Exercise requirements. What lines of the data hold the string "lens"? Pull each one out.

------------------------

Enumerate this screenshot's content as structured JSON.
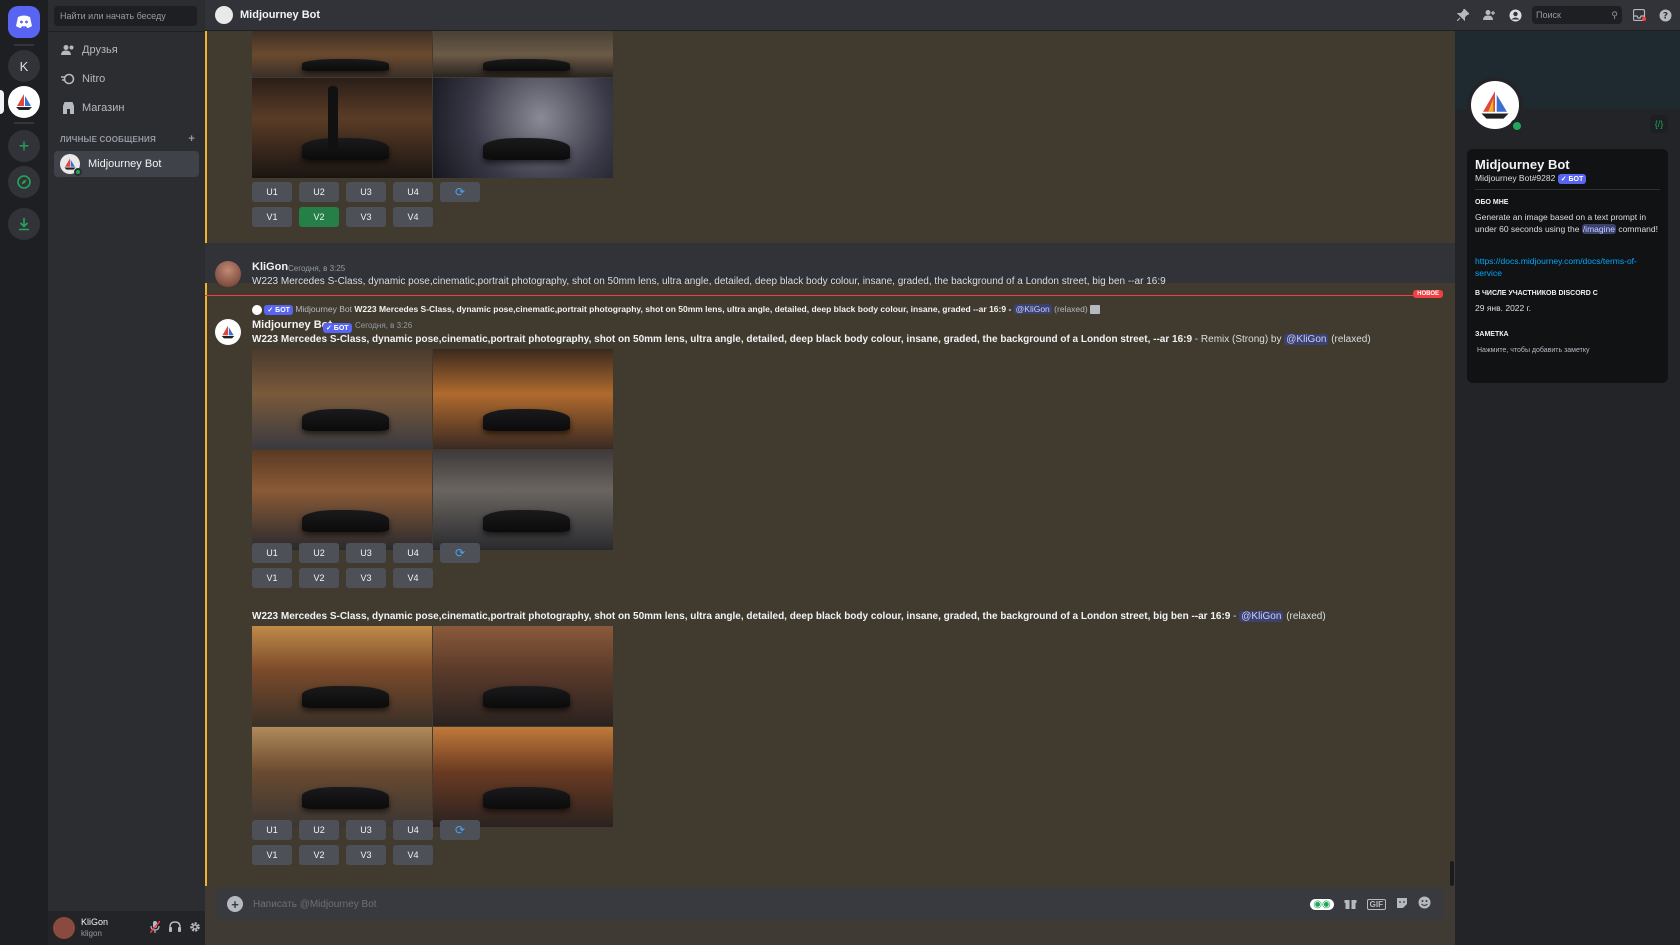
{
  "rail": {
    "server_letter": "K"
  },
  "sidebar": {
    "search_placeholder": "Найти или начать беседу",
    "nav": [
      {
        "label": "Друзья",
        "icon": "friends-icon"
      },
      {
        "label": "Nitro",
        "icon": "nitro-icon"
      },
      {
        "label": "Магазин",
        "icon": "shop-icon"
      }
    ],
    "dm_header": "ЛИЧНЫЕ СООБЩЕНИЯ",
    "dm_add": "+",
    "dm_items": [
      {
        "label": "Midjourney Bot"
      }
    ]
  },
  "user_panel": {
    "name": "KliGon",
    "tag": "kligon"
  },
  "topbar": {
    "title": "Midjourney Bot",
    "search_placeholder": "Поиск"
  },
  "buttons": {
    "upscale": [
      "U1",
      "U2",
      "U3",
      "U4"
    ],
    "variation": [
      "V1",
      "V2",
      "V3",
      "V4"
    ]
  },
  "messages": {
    "user": {
      "name": "KliGon",
      "time": "Сегодня, в 3:25",
      "text": "W223 Mercedes S-Class, dynamic pose,cinematic,portrait photography, shot on 50mm lens, ultra angle, detailed, deep black body colour, insane, graded, the background of a London street, big ben  --ar 16:9"
    },
    "new_label": "НОВОЕ",
    "reply": {
      "badge": "✓ БОТ",
      "name": "Midjourney Bot",
      "text": "W223 Mercedes S-Class, dynamic pose,cinematic,portrait photography, shot on 50mm lens, ultra angle, detailed, deep black body colour, insane, graded --ar 16:9 - ",
      "mention": "@KliGon",
      "suffix": "(relaxed)"
    },
    "bot": {
      "name": "Midjourney Bot",
      "badge": "✓ БОТ",
      "time": "Сегодня, в 3:26",
      "prompt1_bold": "W223 Mercedes S-Class, dynamic pose,cinematic,portrait photography, shot on 50mm lens, ultra angle, detailed, deep black body colour, insane, graded, the background of a London street, --ar 16:9",
      "prompt1_rest": " - Remix (Strong) by ",
      "prompt1_mention": "@KliGon",
      "prompt1_suffix": " (relaxed)",
      "prompt2_bold": "W223 Mercedes S-Class, dynamic pose,cinematic,portrait photography, shot on 50mm lens, ultra angle, detailed, deep black body colour, insane, graded, the background of a London street, big ben --ar 16:9",
      "prompt2_rest": " - ",
      "prompt2_mention": "@KliGon",
      "prompt2_suffix": " (relaxed)"
    }
  },
  "composer": {
    "placeholder": "Написать @Midjourney Bot"
  },
  "profile": {
    "name": "Midjourney Bot",
    "tag": "Midjourney Bot#9282",
    "badge": "✓ БОТ",
    "about_head": "ОБО МНЕ",
    "about_text_1": "Generate an image based on a text prompt in under 60 seconds using the ",
    "about_cmd": "/imagine",
    "about_text_2": " command!",
    "link": "https://docs.midjourney.com/docs/terms-of-service",
    "member_head": "В ЧИСЛЕ УЧАСТНИКОВ DISCORD С",
    "member_date": "29 янв. 2022 г.",
    "note_head": "ЗАМЕТКА",
    "note_placeholder": "Нажмите, чтобы добавить заметку"
  },
  "colors": {
    "accent": "#5865f2",
    "online": "#23a55a",
    "new": "#f23f43",
    "mention_bar": "#f0b232",
    "active_button": "#248046"
  }
}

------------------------

Response to this task.
      "text": "W223 Mercedes S-Class, dynamic pose,cinematic,portrait photography, shot on 50mm lens, ultra angle, detailed, deep black body colour, insane, graded, the background of a London street, big ben  --ar 16:9"
      "text": "W223 Mercedes S-Class, dynamic pose,cinematic,portrait photography, shot on 50mm lens, ultra angle, detailed, deep black body colour, insane, graded --ar 16:9 - ",
      "prompt1_bold": "W223 Mercedes S-Class, dynamic pose,cinematic,portrait photography, shot on 50mm lens, ultra angle, detailed, deep black body colour, insane, graded, the background of a London street, --ar 16:9",
      "prompt2_bold": "W223 Mercedes S-Class, dynamic pose,cinematic,portrait photography, shot on 50mm lens, ultra angle, detailed, deep black body colour, insane, graded, the background of a London street, big ben --ar 16:9",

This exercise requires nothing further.